---- EXERCISE MATERIAL

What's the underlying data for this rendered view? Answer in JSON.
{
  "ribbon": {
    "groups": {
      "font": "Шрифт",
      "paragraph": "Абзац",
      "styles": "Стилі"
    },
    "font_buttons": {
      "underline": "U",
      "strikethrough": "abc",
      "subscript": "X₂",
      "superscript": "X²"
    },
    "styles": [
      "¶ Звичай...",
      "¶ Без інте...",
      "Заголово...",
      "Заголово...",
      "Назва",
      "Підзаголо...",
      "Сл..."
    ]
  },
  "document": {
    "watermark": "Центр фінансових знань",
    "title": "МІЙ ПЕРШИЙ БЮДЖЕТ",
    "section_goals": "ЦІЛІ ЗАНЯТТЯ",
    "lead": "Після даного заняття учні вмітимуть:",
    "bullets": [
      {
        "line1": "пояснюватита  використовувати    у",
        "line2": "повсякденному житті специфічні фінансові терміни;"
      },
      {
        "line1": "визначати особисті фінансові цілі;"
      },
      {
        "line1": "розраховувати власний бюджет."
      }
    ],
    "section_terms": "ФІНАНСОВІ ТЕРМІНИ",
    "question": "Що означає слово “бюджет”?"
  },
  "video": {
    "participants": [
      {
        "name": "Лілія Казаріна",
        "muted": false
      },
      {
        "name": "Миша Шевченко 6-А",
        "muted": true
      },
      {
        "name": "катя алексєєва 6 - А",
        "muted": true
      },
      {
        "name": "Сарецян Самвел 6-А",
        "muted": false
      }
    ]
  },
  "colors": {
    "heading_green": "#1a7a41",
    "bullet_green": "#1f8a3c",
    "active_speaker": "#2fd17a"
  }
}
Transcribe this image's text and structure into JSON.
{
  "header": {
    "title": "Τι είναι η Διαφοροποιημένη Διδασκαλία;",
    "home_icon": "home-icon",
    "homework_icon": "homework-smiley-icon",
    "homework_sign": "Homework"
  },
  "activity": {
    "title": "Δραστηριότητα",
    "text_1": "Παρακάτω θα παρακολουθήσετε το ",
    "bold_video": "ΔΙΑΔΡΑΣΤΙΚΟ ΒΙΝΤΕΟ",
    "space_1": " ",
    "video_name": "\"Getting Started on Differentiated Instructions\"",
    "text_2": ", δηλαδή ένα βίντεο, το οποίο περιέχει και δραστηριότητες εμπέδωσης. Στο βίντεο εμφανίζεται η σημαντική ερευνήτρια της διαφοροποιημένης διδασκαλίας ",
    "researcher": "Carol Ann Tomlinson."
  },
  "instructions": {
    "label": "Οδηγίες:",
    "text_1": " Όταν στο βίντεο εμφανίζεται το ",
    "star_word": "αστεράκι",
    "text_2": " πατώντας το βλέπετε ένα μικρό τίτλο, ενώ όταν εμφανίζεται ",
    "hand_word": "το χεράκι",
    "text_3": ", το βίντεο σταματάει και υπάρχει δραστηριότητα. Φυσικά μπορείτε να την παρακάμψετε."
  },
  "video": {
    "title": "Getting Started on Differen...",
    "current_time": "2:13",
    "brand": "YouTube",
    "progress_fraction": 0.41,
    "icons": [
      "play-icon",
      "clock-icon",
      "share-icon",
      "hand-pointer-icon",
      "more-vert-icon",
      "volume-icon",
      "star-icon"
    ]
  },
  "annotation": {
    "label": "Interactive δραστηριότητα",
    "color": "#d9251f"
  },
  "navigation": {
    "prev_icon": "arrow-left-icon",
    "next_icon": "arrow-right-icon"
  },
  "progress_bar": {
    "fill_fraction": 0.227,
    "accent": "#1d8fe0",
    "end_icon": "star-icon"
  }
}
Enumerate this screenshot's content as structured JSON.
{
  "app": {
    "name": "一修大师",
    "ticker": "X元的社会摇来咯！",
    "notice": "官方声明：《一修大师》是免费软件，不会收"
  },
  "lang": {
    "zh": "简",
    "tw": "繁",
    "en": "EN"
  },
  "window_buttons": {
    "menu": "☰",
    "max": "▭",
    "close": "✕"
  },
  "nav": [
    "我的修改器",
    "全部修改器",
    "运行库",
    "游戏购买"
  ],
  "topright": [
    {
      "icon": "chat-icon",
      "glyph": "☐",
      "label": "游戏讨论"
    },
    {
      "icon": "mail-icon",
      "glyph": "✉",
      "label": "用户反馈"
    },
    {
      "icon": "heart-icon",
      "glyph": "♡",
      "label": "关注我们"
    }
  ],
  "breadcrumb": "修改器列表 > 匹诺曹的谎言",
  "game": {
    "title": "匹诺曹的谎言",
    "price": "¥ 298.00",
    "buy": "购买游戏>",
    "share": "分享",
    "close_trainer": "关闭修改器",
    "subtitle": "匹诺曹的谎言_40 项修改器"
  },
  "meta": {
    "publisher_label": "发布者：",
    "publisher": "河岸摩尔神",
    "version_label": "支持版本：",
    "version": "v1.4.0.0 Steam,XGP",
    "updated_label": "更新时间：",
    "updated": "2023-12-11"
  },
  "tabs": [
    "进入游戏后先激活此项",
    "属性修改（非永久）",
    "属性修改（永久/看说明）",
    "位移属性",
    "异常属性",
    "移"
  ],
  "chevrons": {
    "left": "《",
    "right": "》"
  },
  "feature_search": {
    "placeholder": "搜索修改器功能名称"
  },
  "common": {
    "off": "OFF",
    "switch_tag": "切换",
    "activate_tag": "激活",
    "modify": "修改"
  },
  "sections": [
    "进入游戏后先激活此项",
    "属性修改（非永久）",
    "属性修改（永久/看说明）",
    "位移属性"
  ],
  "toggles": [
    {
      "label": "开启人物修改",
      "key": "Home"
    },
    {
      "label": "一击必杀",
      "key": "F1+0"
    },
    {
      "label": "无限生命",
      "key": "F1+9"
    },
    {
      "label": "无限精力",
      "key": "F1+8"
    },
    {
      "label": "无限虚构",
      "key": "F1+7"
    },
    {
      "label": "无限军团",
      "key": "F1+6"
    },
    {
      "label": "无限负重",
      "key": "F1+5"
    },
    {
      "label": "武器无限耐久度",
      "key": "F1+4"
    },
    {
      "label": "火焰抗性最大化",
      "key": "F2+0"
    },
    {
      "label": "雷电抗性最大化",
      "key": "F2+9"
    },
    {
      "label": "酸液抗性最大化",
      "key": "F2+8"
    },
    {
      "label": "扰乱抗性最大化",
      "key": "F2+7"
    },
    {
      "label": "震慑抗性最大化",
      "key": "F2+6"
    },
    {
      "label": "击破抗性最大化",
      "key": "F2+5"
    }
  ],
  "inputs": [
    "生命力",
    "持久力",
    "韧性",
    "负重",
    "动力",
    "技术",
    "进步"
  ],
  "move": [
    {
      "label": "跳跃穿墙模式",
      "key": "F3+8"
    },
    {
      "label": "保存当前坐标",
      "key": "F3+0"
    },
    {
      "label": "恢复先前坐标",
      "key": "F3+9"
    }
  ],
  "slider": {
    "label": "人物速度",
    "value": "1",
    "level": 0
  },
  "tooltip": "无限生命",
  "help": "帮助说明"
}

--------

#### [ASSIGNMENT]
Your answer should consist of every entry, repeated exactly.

#### [TASK SOLUTION]
What's the underlying data for this rendered view? Answer in JSON.
{
  "ribbon": {
    "groups": {
      "font": "Шрифт",
      "paragraph": "Абзац",
      "styles": "Стилі"
    },
    "font_buttons": {
      "underline": "U",
      "strikethrough": "abc",
      "subscript": "X₂",
      "superscript": "X²"
    },
    "styles": [
      "¶ Звичай...",
      "¶ Без інте...",
      "Заголово...",
      "Заголово...",
      "Назва",
      "Підзаголо...",
      "Сл..."
    ]
  },
  "document": {
    "watermark": "Центр фінансових знань",
    "title": "МІЙ ПЕРШИЙ БЮДЖЕТ",
    "section_goals": "ЦІЛІ ЗАНЯТТЯ",
    "lead": "Після даного заняття учні вмітимуть:",
    "bullets": [
      {
        "line1": "пояснюватита  використовувати    у",
        "line2": "повсякденному житті специфічні фінансові терміни;"
      },
      {
        "line1": "визначати особисті фінансові цілі;"
      },
      {
        "line1": "розраховувати власний бюджет."
      }
    ],
    "section_terms": "ФІНАНСОВІ ТЕРМІНИ",
    "question": "Що означає слово “бюджет”?"
  },
  "video": {
    "participants": [
      {
        "name": "Лілія Казаріна",
        "muted": false
      },
      {
        "name": "Миша Шевченко 6-А",
        "muted": true
      },
      {
        "name": "катя алексєєва 6 - А",
        "muted": true
      },
      {
        "name": "Сарецян Самвел 6-А",
        "muted": false
      }
    ]
  },
  "colors": {
    "heading_green": "#1a7a41",
    "bullet_green": "#1f8a3c",
    "active_speaker": "#2fd17a"
  }
}
Transcribe this image's text and structure into JSON.
{
  "header": {
    "title": "Τι είναι η Διαφοροποιημένη Διδασκαλία;",
    "home_icon": "home-icon",
    "homework_icon": "homework-smiley-icon",
    "homework_sign": "Homework"
  },
  "activity": {
    "title": "Δραστηριότητα",
    "text_1": "Παρακάτω θα παρακολουθήσετε το ",
    "bold_video": "ΔΙΑΔΡΑΣΤΙΚΟ ΒΙΝΤΕΟ",
    "space_1": " ",
    "video_name": "\"Getting Started on Differentiated Instructions\"",
    "text_2": ", δηλαδή ένα βίντεο, το οποίο περιέχει και δραστηριότητες εμπέδωσης. Στο βίντεο εμφανίζεται η σημαντική ερευνήτρια της διαφοροποιημένης διδασκαλίας ",
    "researcher": "Carol Ann Tomlinson."
  },
  "instructions": {
    "label": "Οδηγίες:",
    "text_1": " Όταν στο βίντεο εμφανίζεται το ",
    "star_word": "αστεράκι",
    "text_2": " πατώντας το βλέπετε ένα μικρό τίτλο, ενώ όταν εμφανίζεται ",
    "hand_word": "το χεράκι",
    "text_3": ", το βίντεο σταματάει και υπάρχει δραστηριότητα. Φυσικά μπορείτε να την παρακάμψετε."
  },
  "video": {
    "title": "Getting Started on Differen...",
    "current_time": "2:13",
    "brand": "YouTube",
    "progress_fraction": 0.41,
    "icons": [
      "play-icon",
      "clock-icon",
      "share-icon",
      "hand-pointer-icon",
      "more-vert-icon",
      "volume-icon",
      "star-icon"
    ]
  },
  "annotation": {
    "label": "Interactive δραστηριότητα",
    "color": "#d9251f"
  },
  "navigation": {
    "prev_icon": "arrow-left-icon",
    "next_icon": "arrow-right-icon"
  },
  "progress_bar": {
    "fill_fraction": 0.227,
    "accent": "#1d8fe0",
    "end_icon": "star-icon"
  }
}
Enumerate this screenshot's content as structured JSON.
{
  "app": {
    "name": "一修大师",
    "ticker": "X元的社会摇来咯！",
    "notice": "官方声明：《一修大师》是免费软件，不会收"
  },
  "lang": {
    "zh": "简",
    "tw": "繁",
    "en": "EN"
  },
  "window_buttons": {
    "menu": "☰",
    "max": "▭",
    "close": "✕"
  },
  "nav": [
    "我的修改器",
    "全部修改器",
    "运行库",
    "游戏购买"
  ],
  "topright": [
    {
      "icon": "chat-icon",
      "glyph": "☐",
      "label": "游戏讨论"
    },
    {
      "icon": "mail-icon",
      "glyph": "✉",
      "label": "用户反馈"
    },
    {
      "icon": "heart-icon",
      "glyph": "♡",
      "label": "关注我们"
    }
  ],
  "breadcrumb": "修改器列表 > 匹诺曹的谎言",
  "game": {
    "title": "匹诺曹的谎言",
    "price": "¥ 298.00",
    "buy": "购买游戏>",
    "share": "分享",
    "close_trainer": "关闭修改器",
    "subtitle": "匹诺曹的谎言_40 项修改器"
  },
  "meta": {
    "publisher_label": "发布者：",
    "publisher": "河岸摩尔神",
    "version_label": "支持版本：",
    "version": "v1.4.0.0 Steam,XGP",
    "updated_label": "更新时间：",
    "updated": "2023-12-11"
  },
  "tabs": [
    "进入游戏后先激活此项",
    "属性修改（非永久）",
    "属性修改（永久/看说明）",
    "位移属性",
    "异常属性",
    "移"
  ],
  "chevrons": {
    "left": "《",
    "right": "》"
  },
  "feature_search": {
    "placeholder": "搜索修改器功能名称"
  },
  "common": {
    "off": "OFF",
    "switch_tag": "切换",
    "activate_tag": "激活",
    "modify": "修改"
  },
  "sections": [
    "进入游戏后先激活此项",
    "属性修改（非永久）",
    "属性修改（永久/看说明）",
    "位移属性"
  ],
  "toggles": [
    {
      "label": "开启人物修改",
      "key": "Home"
    },
    {
      "label": "一击必杀",
      "key": "F1+0"
    },
    {
      "label": "无限生命",
      "key": "F1+9"
    },
    {
      "label": "无限精力",
      "key": "F1+8"
    },
    {
      "label": "无限虚构",
      "key": "F1+7"
    },
    {
      "label": "无限军团",
      "key": "F1+6"
    },
    {
      "label": "无限负重",
      "key": "F1+5"
    },
    {
      "label": "武器无限耐久度",
      "key": "F1+4"
    },
    {
      "label": "火焰抗性最大化",
      "key": "F2+0"
    },
    {
      "label": "雷电抗性最大化",
      "key": "F2+9"
    },
    {
      "label": "酸液抗性最大化",
      "key": "F2+8"
    },
    {
      "label": "扰乱抗性最大化",
      "key": "F2+7"
    },
    {
      "label": "震慑抗性最大化",
      "key": "F2+6"
    },
    {
      "label": "击破抗性最大化",
      "key": "F2+5"
    }
  ],
  "inputs": [
    "生命力",
    "持久力",
    "韧性",
    "负重",
    "动力",
    "技术",
    "进步"
  ],
  "move": [
    {
      "label": "跳跃穿墙模式",
      "key": "F3+8"
    },
    {
      "label": "保存当前坐标",
      "key": "F3+0"
    },
    {
      "label": "恢复先前坐标",
      "key": "F3+9"
    }
  ],
  "slider": {
    "label": "人物速度",
    "value": "1",
    "level": 0
  },
  "tooltip": "无限生命",
  "help": "帮助说明"
}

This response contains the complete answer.